*** Information shown Section Begins ***
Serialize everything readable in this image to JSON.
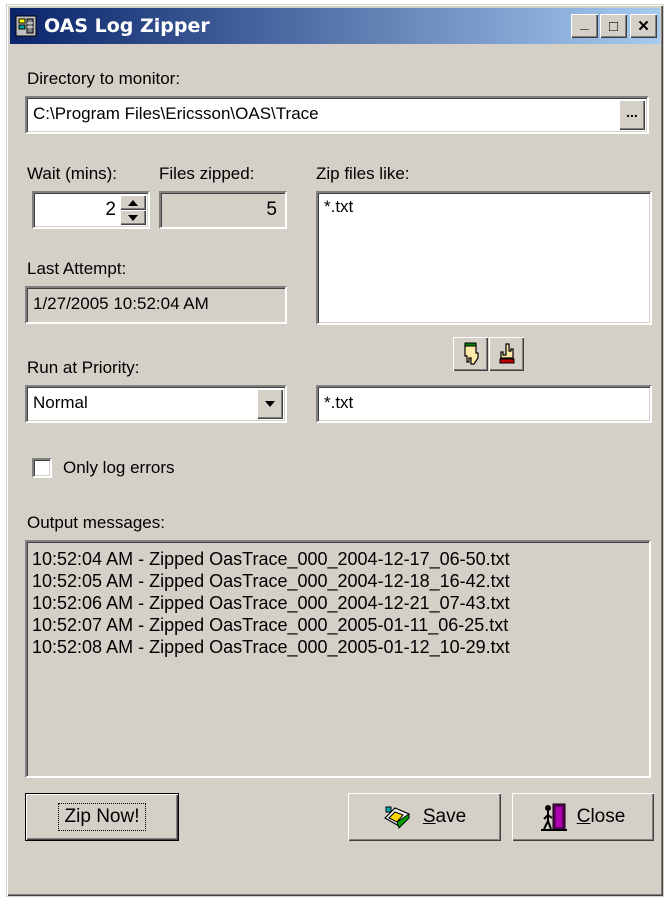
{
  "window": {
    "title": "OAS Log Zipper",
    "controls": {
      "minimize": "_",
      "maximize": "□",
      "close": "✕"
    }
  },
  "directory": {
    "label": "Directory to monitor:",
    "value": "C:\\Program Files\\Ericsson\\OAS\\Trace",
    "browse_label": "..."
  },
  "wait": {
    "label": "Wait (mins):",
    "value": "2"
  },
  "files_zipped": {
    "label": "Files zipped:",
    "value": "5"
  },
  "zip_files_like": {
    "label": "Zip files like:",
    "items": [
      "*.txt"
    ],
    "new_pattern_value": "*.txt"
  },
  "last_attempt": {
    "label": "Last Attempt:",
    "value": "1/27/2005 10:52:04 AM"
  },
  "priority": {
    "label": "Run at Priority:",
    "selected": "Normal"
  },
  "only_log_errors": {
    "label": "Only log errors",
    "checked": false
  },
  "output": {
    "label": "Output messages:",
    "lines": [
      "10:52:04 AM - Zipped OasTrace_000_2004-12-17_06-50.txt",
      "10:52:05 AM - Zipped OasTrace_000_2004-12-18_16-42.txt",
      "10:52:06 AM - Zipped OasTrace_000_2004-12-21_07-43.txt",
      "10:52:07 AM - Zipped OasTrace_000_2005-01-11_06-25.txt",
      "10:52:08 AM - Zipped OasTrace_000_2005-01-12_10-29.txt"
    ]
  },
  "buttons": {
    "zip_now": "Zip Now!",
    "save_hotkey": "S",
    "save_rest": "ave",
    "close_hotkey": "C",
    "close_rest": "lose"
  },
  "icons": {
    "app": "zipper-app-icon",
    "add_pattern": "hand-down-icon",
    "remove_pattern": "hand-up-icon",
    "save": "save-icon",
    "close": "door-exit-icon"
  },
  "colors": {
    "face": "#d4d0c8",
    "title_start": "#0a246a",
    "title_end": "#a6caf0"
  }
}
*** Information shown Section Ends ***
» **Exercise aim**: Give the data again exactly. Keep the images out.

» **Response to the exercise**:
Serialize everything readable in this image to JSON.
{
  "window": {
    "title": "OAS Log Zipper",
    "controls": {
      "minimize": "_",
      "maximize": "□",
      "close": "✕"
    }
  },
  "directory": {
    "label": "Directory to monitor:",
    "value": "C:\\Program Files\\Ericsson\\OAS\\Trace",
    "browse_label": "..."
  },
  "wait": {
    "label": "Wait (mins):",
    "value": "2"
  },
  "files_zipped": {
    "label": "Files zipped:",
    "value": "5"
  },
  "zip_files_like": {
    "label": "Zip files like:",
    "items": [
      "*.txt"
    ],
    "new_pattern_value": "*.txt"
  },
  "last_attempt": {
    "label": "Last Attempt:",
    "value": "1/27/2005 10:52:04 AM"
  },
  "priority": {
    "label": "Run at Priority:",
    "selected": "Normal"
  },
  "only_log_errors": {
    "label": "Only log errors",
    "checked": false
  },
  "output": {
    "label": "Output messages:",
    "lines": [
      "10:52:04 AM - Zipped OasTrace_000_2004-12-17_06-50.txt",
      "10:52:05 AM - Zipped OasTrace_000_2004-12-18_16-42.txt",
      "10:52:06 AM - Zipped OasTrace_000_2004-12-21_07-43.txt",
      "10:52:07 AM - Zipped OasTrace_000_2005-01-11_06-25.txt",
      "10:52:08 AM - Zipped OasTrace_000_2005-01-12_10-29.txt"
    ]
  },
  "buttons": {
    "zip_now": "Zip Now!",
    "save_hotkey": "S",
    "save_rest": "ave",
    "close_hotkey": "C",
    "close_rest": "lose"
  },
  "icons": {
    "app": "zipper-app-icon",
    "add_pattern": "hand-down-icon",
    "remove_pattern": "hand-up-icon",
    "save": "save-icon",
    "close": "door-exit-icon"
  },
  "colors": {
    "face": "#d4d0c8",
    "title_start": "#0a246a",
    "title_end": "#a6caf0"
  }
}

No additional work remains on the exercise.